Promote Your Legal Goals on a Contingency-Fee Basis
It costs you nothing out of pocket to partner with a workers’ compensation lawyer. That’s because they work on contingency, meaning they charge nothing upfront to start your case. Getting their attorney’s fees is contingent on your case’s outcome. Many lawyers also offer free consultations where you can ask questions and learn more about your legal options.
Explain Your Next Steps
There are many hidden pitfalls in personal injury and workers’ compensation cases. A single misstep could jeopardize your right to compensation. However, with a lawyer, they can ensure every step you take promotes your case’s outcome. They may recommend:
- Taking photos of any external injuries
- Notifying your employer of the incident
- Consulting with your lawyer before accepting a settlement
- Refusing to give a recorded statement
- Being mindful of what you share about the incident online
In addition to explaining what comes next for your case, they can also keep you updated on your case’s progression.
Contact a Workers’ Compensation Lawyer Today
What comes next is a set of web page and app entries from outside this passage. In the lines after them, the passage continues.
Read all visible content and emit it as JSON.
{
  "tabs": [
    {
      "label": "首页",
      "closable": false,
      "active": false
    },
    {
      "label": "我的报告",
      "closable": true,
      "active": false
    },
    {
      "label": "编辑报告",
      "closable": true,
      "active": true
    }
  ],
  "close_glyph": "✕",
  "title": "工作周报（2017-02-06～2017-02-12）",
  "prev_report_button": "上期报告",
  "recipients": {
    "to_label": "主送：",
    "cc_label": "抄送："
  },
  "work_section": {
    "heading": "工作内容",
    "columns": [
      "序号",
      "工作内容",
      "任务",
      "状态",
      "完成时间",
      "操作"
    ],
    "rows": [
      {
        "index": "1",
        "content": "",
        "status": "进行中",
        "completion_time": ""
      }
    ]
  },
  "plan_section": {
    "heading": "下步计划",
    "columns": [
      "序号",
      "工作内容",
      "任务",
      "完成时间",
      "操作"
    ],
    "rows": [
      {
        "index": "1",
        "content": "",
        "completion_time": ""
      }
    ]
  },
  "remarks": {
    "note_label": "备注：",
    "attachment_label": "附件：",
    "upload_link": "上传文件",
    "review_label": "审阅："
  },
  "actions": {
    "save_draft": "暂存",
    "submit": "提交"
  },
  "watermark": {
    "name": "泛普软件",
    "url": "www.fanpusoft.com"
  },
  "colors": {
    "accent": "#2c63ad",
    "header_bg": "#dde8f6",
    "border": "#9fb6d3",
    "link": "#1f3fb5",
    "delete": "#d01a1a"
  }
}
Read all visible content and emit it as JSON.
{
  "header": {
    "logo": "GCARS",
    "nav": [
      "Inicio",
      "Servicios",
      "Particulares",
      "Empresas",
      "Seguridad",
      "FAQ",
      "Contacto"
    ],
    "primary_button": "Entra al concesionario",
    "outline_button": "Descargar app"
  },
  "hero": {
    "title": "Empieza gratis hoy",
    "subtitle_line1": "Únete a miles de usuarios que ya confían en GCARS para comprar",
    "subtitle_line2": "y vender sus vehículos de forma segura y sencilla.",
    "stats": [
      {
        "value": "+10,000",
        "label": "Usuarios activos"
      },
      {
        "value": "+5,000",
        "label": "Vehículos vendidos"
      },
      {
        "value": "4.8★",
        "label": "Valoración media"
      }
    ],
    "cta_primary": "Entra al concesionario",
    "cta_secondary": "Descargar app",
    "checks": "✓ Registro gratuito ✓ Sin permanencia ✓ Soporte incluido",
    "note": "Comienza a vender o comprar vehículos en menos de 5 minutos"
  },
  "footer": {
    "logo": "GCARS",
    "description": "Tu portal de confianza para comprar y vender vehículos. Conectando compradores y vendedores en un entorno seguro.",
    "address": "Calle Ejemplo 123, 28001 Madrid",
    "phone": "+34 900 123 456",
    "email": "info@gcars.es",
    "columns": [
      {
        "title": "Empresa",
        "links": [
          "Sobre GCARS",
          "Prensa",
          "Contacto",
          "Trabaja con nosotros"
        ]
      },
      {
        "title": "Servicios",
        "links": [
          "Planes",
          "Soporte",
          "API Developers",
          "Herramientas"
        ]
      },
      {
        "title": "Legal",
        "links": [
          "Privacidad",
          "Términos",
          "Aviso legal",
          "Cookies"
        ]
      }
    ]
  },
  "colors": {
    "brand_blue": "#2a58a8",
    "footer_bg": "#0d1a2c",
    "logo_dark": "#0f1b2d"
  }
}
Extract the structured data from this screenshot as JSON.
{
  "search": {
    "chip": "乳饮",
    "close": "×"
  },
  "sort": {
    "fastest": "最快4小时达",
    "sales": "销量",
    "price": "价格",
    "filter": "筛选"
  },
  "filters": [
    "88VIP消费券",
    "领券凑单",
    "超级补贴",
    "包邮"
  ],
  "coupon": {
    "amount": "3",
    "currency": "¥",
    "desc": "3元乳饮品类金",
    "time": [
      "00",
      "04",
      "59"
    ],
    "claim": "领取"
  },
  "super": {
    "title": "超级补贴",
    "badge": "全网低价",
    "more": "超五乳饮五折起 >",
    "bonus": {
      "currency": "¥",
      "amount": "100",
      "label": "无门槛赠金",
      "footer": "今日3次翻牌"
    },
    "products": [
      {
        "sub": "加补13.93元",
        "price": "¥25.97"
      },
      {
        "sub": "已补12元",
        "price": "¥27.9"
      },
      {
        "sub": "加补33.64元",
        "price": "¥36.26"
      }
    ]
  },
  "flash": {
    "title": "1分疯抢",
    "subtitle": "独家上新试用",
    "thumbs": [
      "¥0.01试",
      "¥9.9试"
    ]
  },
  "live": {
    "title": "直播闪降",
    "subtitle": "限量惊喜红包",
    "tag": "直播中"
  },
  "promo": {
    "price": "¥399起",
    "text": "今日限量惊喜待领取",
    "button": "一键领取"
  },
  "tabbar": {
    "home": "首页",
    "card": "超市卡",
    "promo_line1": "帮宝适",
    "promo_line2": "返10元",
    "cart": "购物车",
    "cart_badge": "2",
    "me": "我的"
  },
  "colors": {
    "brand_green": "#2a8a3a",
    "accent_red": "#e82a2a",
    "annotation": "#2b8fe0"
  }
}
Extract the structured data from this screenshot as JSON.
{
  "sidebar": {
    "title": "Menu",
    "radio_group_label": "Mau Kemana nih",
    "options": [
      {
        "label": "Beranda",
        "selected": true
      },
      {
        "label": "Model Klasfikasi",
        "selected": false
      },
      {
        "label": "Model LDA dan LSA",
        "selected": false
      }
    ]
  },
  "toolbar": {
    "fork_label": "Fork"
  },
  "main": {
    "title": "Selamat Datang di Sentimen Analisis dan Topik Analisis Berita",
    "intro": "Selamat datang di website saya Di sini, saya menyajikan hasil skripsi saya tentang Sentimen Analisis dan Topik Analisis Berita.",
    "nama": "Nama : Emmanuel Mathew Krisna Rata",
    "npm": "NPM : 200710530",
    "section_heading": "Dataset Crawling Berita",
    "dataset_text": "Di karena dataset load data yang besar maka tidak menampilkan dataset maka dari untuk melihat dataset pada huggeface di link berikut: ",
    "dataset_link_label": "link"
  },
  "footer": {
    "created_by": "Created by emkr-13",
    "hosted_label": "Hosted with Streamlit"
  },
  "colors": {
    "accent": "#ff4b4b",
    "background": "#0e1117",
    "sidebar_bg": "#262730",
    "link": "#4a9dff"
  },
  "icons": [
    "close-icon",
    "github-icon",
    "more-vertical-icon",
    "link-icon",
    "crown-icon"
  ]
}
Workers’ compensation claims can be complicated. You may wonder how you are going to pay for your bills, what damages you are entitled to, and what goes into securing fair compensation. Here’s some good news, however: if another party’s negligence caused your injuries at work, you could sue and accept workers’ compensation. You shouldn’t have to pay out of pocket for an accident and injuries you didn’t cause. To explore your legal rights with a member of our legal team, call KJT Law Group at (818) 507-8525.